GIVEN RECORDS:
##########
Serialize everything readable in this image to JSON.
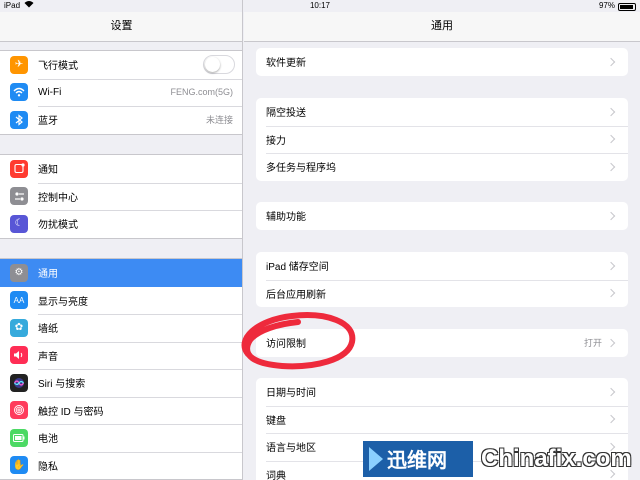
{
  "status_bar": {
    "device": "iPad",
    "time": "10:17",
    "battery": "97%"
  },
  "left": {
    "title": "设置",
    "groups": [
      [
        {
          "label": "飞行模式",
          "icon": "airplane-icon",
          "color": "#ff9500",
          "value": "",
          "toggle": true
        },
        {
          "label": "Wi-Fi",
          "icon": "wifi-icon",
          "color": "#1f8bf3",
          "value": "FENG.com(5G)"
        },
        {
          "label": "蓝牙",
          "icon": "bluetooth-icon",
          "color": "#1f8bf3",
          "value": "未连接"
        }
      ],
      [
        {
          "label": "通知",
          "icon": "notifications-icon",
          "color": "#ff3b30"
        },
        {
          "label": "控制中心",
          "icon": "control-center-icon",
          "color": "#8e8e93"
        },
        {
          "label": "勿扰模式",
          "icon": "moon-icon",
          "color": "#5856d6"
        }
      ],
      [
        {
          "label": "通用",
          "icon": "gear-icon",
          "color": "#8e8e93",
          "selected": true
        },
        {
          "label": "显示与亮度",
          "icon": "display-icon",
          "color": "#1f8bf3"
        },
        {
          "label": "墙纸",
          "icon": "wallpaper-icon",
          "color": "#36aadc"
        },
        {
          "label": "声音",
          "icon": "sound-icon",
          "color": "#ff2d55"
        },
        {
          "label": "Siri 与搜索",
          "icon": "siri-icon",
          "color": "#222222"
        },
        {
          "label": "触控 ID 与密码",
          "icon": "fingerprint-icon",
          "color": "#ff3b5c"
        },
        {
          "label": "电池",
          "icon": "battery-icon",
          "color": "#4cd964"
        },
        {
          "label": "隐私",
          "icon": "hand-icon",
          "color": "#1f8bf3"
        }
      ]
    ]
  },
  "right": {
    "title": "通用",
    "groups": [
      [
        {
          "label": "软件更新"
        }
      ],
      [
        {
          "label": "隔空投送"
        },
        {
          "label": "接力"
        },
        {
          "label": "多任务与程序坞"
        }
      ],
      [
        {
          "label": "辅助功能"
        }
      ],
      [
        {
          "label": "iPad 储存空间"
        },
        {
          "label": "后台应用刷新"
        }
      ],
      [
        {
          "label": "访问限制",
          "value": "打开"
        }
      ],
      [
        {
          "label": "日期与时间"
        },
        {
          "label": "键盘"
        },
        {
          "label": "语言与地区"
        },
        {
          "label": "词典"
        }
      ]
    ]
  },
  "annotation": {
    "color": "#ee2a3c"
  },
  "watermark": {
    "cn": "迅维网",
    "en": "Chinafix.com"
  }
}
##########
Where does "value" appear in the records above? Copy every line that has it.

          "value": "",
          "value": "FENG.com(5G)"
          "value": "未连接"
          "value": "打开"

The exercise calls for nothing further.